Exercise — Find the lines holding the string "this" in the data, then copy all of them.

Extracted data —

- Opening Delimiter -

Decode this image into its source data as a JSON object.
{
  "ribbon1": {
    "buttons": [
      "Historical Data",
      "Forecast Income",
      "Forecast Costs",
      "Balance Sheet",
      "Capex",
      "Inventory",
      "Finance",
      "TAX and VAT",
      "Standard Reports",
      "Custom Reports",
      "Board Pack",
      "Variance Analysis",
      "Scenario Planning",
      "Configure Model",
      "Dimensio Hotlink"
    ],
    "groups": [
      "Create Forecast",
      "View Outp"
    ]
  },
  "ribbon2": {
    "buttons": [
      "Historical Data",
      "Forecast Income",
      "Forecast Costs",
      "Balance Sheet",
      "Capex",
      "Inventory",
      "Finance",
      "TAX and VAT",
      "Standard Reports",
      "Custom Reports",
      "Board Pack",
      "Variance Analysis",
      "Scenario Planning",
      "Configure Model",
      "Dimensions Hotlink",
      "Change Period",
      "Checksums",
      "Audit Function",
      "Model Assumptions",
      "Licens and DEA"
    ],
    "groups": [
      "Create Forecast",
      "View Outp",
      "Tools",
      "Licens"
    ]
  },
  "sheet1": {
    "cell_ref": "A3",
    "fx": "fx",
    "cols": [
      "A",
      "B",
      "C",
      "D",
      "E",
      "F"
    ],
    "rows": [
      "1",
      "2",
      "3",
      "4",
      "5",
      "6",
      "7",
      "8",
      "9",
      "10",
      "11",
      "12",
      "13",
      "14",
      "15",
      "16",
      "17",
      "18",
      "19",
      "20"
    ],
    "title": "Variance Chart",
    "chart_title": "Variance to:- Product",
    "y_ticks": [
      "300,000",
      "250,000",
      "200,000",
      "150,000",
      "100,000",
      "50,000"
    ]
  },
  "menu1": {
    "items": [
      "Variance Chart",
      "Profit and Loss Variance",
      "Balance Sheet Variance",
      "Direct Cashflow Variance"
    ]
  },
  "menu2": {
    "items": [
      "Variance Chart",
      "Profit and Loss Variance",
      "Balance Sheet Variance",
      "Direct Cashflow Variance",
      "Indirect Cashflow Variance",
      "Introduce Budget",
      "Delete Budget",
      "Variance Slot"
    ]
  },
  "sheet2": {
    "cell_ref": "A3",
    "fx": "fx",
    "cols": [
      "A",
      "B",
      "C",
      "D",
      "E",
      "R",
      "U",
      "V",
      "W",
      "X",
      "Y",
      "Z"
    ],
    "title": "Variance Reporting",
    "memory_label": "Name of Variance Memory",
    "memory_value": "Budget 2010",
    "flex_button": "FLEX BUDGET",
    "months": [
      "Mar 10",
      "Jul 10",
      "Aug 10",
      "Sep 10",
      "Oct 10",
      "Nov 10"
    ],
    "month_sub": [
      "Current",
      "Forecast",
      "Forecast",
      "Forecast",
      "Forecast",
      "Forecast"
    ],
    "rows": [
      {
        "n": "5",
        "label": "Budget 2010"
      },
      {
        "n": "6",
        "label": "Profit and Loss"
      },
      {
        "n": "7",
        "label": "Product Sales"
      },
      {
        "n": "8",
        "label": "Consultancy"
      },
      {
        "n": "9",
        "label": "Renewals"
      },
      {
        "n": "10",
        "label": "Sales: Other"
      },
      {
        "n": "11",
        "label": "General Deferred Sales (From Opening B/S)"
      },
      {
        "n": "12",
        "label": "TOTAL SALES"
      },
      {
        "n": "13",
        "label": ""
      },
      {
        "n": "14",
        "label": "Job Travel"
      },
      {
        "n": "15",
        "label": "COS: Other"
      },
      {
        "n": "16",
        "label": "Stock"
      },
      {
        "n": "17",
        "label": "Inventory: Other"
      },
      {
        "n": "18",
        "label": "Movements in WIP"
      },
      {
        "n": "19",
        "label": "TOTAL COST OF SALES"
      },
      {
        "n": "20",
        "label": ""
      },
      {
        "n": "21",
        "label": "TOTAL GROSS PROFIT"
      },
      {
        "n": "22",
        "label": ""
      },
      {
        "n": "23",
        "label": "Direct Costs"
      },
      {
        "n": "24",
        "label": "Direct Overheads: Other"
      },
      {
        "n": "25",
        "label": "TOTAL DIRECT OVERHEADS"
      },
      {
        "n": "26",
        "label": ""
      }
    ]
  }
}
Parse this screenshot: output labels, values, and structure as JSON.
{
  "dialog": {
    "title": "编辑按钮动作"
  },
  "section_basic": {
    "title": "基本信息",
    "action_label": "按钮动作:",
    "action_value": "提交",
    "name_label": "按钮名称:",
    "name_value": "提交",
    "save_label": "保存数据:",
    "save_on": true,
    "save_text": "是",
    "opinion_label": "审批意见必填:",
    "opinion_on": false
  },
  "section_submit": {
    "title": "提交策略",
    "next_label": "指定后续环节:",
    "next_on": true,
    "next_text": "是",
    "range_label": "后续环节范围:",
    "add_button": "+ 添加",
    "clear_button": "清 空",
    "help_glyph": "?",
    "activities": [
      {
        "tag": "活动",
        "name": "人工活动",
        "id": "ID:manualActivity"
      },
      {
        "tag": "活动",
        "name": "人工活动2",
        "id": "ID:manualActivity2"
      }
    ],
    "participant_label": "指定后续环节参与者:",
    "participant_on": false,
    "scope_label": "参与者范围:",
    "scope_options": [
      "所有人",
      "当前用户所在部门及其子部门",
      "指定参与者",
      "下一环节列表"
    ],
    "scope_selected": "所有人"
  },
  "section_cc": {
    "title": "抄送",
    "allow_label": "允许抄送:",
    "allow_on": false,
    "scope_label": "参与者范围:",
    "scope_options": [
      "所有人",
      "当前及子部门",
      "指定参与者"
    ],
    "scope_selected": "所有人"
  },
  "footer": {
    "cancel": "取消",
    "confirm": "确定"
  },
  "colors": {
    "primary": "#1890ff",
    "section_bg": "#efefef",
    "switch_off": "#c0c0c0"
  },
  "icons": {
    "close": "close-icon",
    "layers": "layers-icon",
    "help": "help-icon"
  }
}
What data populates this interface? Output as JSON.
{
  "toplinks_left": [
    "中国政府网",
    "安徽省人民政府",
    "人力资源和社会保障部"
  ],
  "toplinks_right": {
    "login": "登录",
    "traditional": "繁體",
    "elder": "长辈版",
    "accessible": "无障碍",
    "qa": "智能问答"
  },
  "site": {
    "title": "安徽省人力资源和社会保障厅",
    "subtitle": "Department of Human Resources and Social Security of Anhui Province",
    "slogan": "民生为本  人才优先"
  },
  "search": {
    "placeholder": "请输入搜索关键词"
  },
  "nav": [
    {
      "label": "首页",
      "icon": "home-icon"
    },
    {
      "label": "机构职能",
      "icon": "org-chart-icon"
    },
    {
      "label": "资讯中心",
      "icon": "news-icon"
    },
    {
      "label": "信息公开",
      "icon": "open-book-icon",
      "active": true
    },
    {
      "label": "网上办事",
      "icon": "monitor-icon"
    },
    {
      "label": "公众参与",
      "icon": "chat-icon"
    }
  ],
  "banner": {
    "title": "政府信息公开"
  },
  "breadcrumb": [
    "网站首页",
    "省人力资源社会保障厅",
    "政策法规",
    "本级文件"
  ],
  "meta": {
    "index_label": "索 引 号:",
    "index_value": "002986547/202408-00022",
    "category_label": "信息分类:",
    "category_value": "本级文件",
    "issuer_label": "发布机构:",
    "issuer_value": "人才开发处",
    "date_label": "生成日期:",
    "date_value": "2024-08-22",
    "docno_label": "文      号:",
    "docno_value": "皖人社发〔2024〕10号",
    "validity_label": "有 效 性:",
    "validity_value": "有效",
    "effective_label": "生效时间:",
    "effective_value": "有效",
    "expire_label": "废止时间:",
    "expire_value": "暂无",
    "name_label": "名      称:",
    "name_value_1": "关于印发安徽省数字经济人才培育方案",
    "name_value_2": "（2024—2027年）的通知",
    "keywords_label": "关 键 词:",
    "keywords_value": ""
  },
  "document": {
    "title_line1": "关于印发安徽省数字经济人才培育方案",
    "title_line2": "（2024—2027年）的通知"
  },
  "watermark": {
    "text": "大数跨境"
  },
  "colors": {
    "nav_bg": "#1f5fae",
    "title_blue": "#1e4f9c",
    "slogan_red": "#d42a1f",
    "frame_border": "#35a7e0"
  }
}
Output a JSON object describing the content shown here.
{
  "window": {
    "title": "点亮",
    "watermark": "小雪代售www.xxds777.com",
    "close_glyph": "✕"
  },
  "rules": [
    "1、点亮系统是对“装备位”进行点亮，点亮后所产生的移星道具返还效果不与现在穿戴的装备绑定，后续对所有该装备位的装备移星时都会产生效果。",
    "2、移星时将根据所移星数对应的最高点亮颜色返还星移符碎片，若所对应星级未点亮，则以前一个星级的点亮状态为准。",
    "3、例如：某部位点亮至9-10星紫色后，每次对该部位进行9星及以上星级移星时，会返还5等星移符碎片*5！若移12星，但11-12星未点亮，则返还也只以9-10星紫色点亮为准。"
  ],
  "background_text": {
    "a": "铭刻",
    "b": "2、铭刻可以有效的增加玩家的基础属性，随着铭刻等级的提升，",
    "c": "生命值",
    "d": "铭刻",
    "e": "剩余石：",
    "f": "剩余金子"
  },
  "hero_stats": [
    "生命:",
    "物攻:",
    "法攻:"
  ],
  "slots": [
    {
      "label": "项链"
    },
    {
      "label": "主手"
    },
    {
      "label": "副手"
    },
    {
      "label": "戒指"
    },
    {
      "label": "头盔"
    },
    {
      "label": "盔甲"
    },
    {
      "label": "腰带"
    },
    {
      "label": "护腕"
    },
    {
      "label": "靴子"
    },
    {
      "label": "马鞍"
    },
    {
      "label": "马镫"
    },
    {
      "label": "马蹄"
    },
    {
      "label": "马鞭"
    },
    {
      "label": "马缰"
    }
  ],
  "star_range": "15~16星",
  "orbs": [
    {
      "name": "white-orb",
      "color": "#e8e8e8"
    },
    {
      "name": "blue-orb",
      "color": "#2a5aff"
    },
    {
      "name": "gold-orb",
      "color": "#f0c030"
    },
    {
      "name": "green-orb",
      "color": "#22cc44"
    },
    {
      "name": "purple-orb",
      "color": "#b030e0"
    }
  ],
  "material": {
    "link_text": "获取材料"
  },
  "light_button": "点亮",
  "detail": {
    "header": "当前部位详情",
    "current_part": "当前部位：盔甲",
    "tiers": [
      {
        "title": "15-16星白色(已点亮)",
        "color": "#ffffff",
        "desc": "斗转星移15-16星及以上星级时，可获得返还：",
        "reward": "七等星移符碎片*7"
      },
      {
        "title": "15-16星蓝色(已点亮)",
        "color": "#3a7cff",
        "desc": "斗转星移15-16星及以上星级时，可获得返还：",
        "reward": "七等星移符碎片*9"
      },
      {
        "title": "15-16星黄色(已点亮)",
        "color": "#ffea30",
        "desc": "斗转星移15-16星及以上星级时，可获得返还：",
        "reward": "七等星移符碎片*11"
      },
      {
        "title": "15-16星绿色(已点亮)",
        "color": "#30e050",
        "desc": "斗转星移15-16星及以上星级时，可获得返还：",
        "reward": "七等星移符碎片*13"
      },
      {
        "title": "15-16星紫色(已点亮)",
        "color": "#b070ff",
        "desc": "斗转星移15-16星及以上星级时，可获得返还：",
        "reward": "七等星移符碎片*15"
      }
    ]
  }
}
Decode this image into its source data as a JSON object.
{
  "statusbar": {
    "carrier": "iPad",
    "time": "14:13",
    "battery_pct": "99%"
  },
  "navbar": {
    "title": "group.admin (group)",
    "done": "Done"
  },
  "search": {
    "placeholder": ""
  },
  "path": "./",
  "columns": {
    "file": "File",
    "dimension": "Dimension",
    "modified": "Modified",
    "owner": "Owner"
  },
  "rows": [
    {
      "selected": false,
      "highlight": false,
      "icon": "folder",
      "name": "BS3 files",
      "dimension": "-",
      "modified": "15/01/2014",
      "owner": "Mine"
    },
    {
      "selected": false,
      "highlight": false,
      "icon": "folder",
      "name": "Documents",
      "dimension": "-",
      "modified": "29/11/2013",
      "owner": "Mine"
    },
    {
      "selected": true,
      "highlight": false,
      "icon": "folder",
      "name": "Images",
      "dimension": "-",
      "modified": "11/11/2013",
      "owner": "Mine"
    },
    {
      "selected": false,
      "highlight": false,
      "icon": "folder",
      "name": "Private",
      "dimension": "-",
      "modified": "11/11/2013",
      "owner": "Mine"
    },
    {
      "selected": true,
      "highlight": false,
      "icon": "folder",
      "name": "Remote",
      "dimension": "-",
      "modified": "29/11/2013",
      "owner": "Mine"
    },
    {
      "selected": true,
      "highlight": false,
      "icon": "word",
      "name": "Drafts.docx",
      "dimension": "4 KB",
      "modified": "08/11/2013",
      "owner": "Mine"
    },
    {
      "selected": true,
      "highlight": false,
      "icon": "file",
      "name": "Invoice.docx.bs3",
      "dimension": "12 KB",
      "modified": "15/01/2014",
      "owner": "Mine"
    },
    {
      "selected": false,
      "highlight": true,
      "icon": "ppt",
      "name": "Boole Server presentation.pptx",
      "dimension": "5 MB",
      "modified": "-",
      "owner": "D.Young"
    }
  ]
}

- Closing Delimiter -

Response area —
Decode this image into its source data as a JSON object.
Parse this screenshot: output labels, values, and structure as JSON.
What data populates this interface? Output as JSON.
Decode this image into its source data as a JSON object.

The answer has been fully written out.